Health Minister Dr Dan Poulter said:
‘For the first time ever, we have a full system of checks in place to prevent doctors working in the NHS who do not have the necessary knowledge of English from treating patients. This is a huge step forward for patient safety. I am pleased to have played my part in making this happen.’
In anticipation of today’s legislative change the GMC has made a number of changes to its own rules and guidance to ensure that all doctors are aware of their new, explicit duty to have the necessary knowledge of English to treat patients safely. This includes:
- introducing a reference to English knowledge in its core guidance Good medical practice
- increasing the minimum score accepted on a recognised academic English language test
- introducing English language assessments in its investigations after receiving a concern about a doctor
- establishing a new ground of ‘impairment’ where there are issues with a doctor’s ability to speak, read, write or comprehend English
Niall Dickson added:
‘This is not about singling out those doctors who have been trained outside the UK. They have made and are making an invaluable contribution to healthcare in the UK, but we cannot and will not tolerate doctors who cannot communicate clearly with patients and their colleagues – that is a basic component of safe effective practice.’
Notes to Editors
- At the end of April 2014 a total of 95,832 doctors registered with the GMC held primary medical qualifications from non-UK organisations; of those doctors 27, 641 qualified in European countries.
- At the end of April 2014, the top five European countries of medical qualification for doctors registered with the GMC were:
- Infographics are available on our social media feeds.
- The introduction of the GMCs new powers are a result of four years’ campaigning to amend the law that underpins their regulatory work – the Medical Act 1983.
- The GMC’s strengthened position on English language knowledge was implemented after a public consultation, published on Tuesday 25 February 2014. This drew support from individual doctors, doctors’ associations and organisations representing patients, medical educators and employers.
- Regulators in EU member states, like the GMC, are only able to assess competence in one official language; in this English. This does not prevent employers from encouraging professionals to use or learn a second language, if this would be beneficial to patients.
The General Medical Council is the independent regulator of the UK’s 260,000 doctors.
Our job is to protect, promote and maintain the health and safety of the public by ensuring proper standards in the practice of medicine.
We do this by managing entry to the medical register and setting the educational standards for all UK doctors through medical schools and postgraduate education and training. We also determine the principles and values that underpin good medical practice and we take firm but fair action where those standards have not been met. This role and the powers to do it are given to us by Parliament through the 1983 Medical Act.
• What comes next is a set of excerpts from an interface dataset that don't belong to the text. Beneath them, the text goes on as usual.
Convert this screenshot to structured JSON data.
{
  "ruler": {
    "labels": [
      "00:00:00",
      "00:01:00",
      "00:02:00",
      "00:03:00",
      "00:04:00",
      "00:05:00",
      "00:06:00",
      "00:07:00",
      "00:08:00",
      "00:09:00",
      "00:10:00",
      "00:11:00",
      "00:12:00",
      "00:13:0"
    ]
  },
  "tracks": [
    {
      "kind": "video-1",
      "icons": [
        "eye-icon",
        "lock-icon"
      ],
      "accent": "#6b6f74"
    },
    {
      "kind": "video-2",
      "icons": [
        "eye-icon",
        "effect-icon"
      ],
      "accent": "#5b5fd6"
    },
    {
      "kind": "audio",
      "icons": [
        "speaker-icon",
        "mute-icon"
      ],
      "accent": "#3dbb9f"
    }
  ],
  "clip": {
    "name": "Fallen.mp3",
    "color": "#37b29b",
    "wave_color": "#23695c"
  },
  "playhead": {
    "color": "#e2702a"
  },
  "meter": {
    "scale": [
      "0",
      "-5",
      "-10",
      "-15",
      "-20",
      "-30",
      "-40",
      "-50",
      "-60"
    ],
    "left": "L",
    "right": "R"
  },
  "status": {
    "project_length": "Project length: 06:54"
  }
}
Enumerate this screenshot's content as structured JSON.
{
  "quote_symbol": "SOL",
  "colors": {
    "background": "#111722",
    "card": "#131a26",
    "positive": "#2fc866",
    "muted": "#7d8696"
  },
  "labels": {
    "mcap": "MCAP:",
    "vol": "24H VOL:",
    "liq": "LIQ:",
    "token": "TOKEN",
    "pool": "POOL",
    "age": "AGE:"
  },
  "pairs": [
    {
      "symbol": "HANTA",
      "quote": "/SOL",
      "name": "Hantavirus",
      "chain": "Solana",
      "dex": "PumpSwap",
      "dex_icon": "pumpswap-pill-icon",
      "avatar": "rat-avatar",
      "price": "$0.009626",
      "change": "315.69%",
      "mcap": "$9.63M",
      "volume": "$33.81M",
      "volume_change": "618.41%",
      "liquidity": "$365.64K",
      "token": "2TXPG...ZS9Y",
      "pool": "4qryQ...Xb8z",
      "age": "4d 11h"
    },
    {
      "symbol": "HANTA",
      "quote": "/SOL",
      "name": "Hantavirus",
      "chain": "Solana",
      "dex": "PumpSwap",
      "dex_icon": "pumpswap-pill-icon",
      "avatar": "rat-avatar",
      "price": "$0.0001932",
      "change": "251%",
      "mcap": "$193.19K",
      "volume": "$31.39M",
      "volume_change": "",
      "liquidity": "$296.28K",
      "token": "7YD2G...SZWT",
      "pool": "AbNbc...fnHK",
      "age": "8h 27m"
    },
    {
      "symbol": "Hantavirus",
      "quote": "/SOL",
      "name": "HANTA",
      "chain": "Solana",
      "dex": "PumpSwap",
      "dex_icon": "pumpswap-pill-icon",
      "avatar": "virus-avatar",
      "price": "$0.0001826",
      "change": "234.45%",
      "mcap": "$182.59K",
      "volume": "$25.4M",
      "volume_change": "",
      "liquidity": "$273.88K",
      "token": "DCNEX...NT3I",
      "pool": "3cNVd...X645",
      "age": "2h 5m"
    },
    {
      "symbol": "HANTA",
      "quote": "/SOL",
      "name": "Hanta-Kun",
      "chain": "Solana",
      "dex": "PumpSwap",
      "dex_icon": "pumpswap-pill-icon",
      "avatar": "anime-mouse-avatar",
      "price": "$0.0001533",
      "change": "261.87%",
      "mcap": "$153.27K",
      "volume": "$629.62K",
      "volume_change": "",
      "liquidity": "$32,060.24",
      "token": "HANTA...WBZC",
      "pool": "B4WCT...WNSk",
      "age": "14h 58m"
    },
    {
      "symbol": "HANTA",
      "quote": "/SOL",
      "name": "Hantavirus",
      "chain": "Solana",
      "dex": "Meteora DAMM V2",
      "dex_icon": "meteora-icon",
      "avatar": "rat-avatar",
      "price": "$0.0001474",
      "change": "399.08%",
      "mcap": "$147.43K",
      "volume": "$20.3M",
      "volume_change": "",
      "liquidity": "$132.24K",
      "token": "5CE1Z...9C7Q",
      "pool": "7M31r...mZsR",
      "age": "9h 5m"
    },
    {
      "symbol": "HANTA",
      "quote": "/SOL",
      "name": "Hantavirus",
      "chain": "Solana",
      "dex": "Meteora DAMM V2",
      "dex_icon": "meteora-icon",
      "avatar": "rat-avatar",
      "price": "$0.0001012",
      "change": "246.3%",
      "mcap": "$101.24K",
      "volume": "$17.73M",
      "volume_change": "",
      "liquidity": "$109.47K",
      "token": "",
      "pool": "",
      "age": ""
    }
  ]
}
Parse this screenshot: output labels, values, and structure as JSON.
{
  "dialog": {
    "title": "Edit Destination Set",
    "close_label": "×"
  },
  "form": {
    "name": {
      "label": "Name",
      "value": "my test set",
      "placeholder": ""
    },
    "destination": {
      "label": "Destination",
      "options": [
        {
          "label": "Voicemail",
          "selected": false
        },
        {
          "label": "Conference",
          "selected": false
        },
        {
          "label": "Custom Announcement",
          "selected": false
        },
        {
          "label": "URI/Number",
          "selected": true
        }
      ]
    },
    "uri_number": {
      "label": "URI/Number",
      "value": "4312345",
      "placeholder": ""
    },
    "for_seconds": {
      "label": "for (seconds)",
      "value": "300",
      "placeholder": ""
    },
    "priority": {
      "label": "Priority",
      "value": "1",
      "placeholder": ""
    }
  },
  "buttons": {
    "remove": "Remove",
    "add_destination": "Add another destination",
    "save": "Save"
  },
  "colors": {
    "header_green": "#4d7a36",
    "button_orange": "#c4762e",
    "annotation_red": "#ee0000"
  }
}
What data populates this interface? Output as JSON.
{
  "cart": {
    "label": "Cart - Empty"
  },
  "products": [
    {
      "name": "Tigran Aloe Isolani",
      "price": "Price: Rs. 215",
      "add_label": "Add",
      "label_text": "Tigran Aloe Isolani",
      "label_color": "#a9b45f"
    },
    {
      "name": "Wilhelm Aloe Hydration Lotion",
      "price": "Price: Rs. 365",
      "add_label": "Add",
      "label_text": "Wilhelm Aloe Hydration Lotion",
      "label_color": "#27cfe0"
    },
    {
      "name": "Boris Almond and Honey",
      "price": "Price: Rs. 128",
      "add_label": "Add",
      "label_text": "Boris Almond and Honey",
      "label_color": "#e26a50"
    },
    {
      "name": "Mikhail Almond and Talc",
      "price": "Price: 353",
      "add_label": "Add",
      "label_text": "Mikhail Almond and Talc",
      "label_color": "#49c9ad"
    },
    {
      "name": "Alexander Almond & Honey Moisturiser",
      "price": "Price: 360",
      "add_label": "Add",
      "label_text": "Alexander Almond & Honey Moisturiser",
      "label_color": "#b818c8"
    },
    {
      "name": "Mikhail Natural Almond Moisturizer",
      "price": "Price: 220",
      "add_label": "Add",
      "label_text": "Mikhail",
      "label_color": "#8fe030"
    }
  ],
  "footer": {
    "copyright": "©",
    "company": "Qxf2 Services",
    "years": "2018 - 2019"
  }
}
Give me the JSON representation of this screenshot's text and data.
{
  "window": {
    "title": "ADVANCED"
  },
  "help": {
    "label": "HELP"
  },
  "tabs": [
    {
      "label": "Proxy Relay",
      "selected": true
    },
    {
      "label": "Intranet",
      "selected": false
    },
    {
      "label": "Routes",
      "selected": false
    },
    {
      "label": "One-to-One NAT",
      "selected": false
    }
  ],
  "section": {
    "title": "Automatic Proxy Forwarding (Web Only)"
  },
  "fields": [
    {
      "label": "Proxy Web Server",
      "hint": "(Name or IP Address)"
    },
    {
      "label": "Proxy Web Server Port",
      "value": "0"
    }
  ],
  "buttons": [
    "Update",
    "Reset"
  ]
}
We are not here to protect the medical profession – their interests are protected by others. Our job is to protect patients. We are independent of government and the profession and accountable to Parliament.
The GMC Media Relations Office can be contacted on 020 7189 5454, firstname.lastname@example.org.
To find out more please visit our website www.gmc-uk.org.